A WEALTHY Chinese businessman in Guangzhou, China turned heads recently when he was seen shopping with the help of some robotic assistance – an entourage of eight robots, to be precise.
The middle-aged tycoon was photographed splurging on some jewelry, escorted by his mechanical personal assistants that carried his designer purchases, as well as his coat, bottled water, and a towel (just in case he broke a sweat from all the shopping).
There were many, however, who were not impressed – Chinese media called the man a “tuhao”, which is a derogatory slang term used to refer to the newly rich who lack sophistication.
Netizens have also called the man’s flagrant show of wealth “embarrassing”.
Robots are becoming a more common sight in China of late, particularly in the service industry – a restaurant in Guiyang, the capital of Guizhou province, unveiled its shiny, new robotic wait staff on Saturday.

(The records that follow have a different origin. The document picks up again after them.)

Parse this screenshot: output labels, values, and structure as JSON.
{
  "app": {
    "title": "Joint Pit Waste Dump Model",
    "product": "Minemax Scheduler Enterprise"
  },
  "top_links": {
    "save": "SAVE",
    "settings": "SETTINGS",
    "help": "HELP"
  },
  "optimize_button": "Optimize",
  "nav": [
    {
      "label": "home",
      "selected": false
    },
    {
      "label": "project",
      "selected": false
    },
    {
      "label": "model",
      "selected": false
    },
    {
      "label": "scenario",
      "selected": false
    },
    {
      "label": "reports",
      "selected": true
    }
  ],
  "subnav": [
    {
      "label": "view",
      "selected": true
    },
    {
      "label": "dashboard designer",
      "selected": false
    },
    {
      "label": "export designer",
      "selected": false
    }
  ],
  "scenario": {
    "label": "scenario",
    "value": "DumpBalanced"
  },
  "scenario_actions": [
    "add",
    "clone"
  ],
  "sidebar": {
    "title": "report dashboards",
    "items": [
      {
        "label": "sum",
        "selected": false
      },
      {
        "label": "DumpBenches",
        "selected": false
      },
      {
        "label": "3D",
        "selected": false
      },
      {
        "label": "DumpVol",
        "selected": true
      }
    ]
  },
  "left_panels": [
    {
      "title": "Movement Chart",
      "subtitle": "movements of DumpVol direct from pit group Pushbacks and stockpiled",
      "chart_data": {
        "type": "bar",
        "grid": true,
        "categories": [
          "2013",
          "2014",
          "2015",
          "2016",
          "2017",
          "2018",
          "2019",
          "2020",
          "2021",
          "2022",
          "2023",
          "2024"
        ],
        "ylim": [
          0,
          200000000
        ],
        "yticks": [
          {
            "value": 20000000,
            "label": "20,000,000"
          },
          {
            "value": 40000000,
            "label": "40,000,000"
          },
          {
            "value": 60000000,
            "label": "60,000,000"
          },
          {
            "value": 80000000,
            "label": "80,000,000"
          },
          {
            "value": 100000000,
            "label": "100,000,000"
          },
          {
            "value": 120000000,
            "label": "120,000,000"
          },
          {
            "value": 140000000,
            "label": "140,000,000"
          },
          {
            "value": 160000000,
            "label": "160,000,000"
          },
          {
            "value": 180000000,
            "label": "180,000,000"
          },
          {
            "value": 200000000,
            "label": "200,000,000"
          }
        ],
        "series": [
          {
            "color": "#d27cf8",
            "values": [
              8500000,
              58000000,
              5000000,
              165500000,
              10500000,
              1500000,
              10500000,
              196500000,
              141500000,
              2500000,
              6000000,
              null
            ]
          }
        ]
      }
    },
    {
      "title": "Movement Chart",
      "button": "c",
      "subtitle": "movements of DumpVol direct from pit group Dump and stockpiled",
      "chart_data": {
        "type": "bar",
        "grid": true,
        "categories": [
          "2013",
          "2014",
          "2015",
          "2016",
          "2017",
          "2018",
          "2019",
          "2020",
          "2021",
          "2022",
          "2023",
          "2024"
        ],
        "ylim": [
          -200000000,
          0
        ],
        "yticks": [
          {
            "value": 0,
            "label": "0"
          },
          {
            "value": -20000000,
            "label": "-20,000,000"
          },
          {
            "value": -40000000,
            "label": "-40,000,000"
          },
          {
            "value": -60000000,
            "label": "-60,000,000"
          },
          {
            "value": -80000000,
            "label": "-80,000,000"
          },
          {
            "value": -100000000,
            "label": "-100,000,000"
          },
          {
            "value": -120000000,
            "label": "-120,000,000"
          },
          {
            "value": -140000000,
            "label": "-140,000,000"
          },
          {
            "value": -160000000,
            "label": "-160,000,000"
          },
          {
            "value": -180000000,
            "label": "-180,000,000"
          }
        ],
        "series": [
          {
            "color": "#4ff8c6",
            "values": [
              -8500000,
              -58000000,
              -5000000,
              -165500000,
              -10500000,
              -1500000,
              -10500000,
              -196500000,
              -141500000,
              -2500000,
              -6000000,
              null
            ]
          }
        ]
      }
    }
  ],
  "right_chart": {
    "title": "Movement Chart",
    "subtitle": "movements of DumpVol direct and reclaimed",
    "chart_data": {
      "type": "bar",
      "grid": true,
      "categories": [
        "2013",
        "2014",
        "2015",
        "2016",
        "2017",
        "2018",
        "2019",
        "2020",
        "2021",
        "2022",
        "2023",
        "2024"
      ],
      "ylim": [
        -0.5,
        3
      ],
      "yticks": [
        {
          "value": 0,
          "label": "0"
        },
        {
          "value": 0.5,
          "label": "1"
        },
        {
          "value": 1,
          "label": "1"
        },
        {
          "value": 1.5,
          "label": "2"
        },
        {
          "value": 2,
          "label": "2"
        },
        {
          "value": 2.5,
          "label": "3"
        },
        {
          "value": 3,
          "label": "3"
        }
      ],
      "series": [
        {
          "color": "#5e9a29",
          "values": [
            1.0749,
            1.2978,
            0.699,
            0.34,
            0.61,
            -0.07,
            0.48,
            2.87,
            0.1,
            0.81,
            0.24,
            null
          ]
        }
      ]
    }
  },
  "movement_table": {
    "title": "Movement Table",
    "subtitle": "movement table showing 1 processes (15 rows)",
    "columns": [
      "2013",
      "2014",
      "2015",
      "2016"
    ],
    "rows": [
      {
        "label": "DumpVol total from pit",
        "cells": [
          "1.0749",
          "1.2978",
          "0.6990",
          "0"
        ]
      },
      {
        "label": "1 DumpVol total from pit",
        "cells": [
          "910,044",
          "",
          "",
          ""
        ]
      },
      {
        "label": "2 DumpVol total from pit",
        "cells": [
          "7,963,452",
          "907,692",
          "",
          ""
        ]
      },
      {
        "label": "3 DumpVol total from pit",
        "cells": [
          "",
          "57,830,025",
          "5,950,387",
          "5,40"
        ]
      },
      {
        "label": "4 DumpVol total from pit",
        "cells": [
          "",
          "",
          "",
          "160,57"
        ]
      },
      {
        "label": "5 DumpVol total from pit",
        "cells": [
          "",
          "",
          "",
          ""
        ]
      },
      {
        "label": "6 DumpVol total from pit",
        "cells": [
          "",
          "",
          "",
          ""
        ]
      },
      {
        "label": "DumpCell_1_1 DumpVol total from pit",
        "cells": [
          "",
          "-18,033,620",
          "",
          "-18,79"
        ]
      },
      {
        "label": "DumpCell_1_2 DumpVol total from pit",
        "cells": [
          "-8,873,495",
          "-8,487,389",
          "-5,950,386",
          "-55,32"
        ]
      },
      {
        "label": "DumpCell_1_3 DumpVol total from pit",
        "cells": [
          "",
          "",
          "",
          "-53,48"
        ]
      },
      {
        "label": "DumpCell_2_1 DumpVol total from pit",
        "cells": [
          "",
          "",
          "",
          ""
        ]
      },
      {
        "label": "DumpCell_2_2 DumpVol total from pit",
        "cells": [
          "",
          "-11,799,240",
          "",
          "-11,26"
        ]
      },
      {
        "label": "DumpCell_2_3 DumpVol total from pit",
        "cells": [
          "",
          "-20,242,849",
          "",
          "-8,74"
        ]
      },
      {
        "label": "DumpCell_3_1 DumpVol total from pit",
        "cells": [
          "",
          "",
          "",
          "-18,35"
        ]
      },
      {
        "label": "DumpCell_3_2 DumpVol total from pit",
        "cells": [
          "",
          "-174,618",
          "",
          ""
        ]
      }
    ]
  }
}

The robots are said to be able to take pre-defined orders and bring plates to customers’ tables. They are also said to be capable of doing the work of two humans. However, they can only move along a fixed path and can’t respond to customers’ requests the way a human server can.
So humans in the service industry need not worry – yet.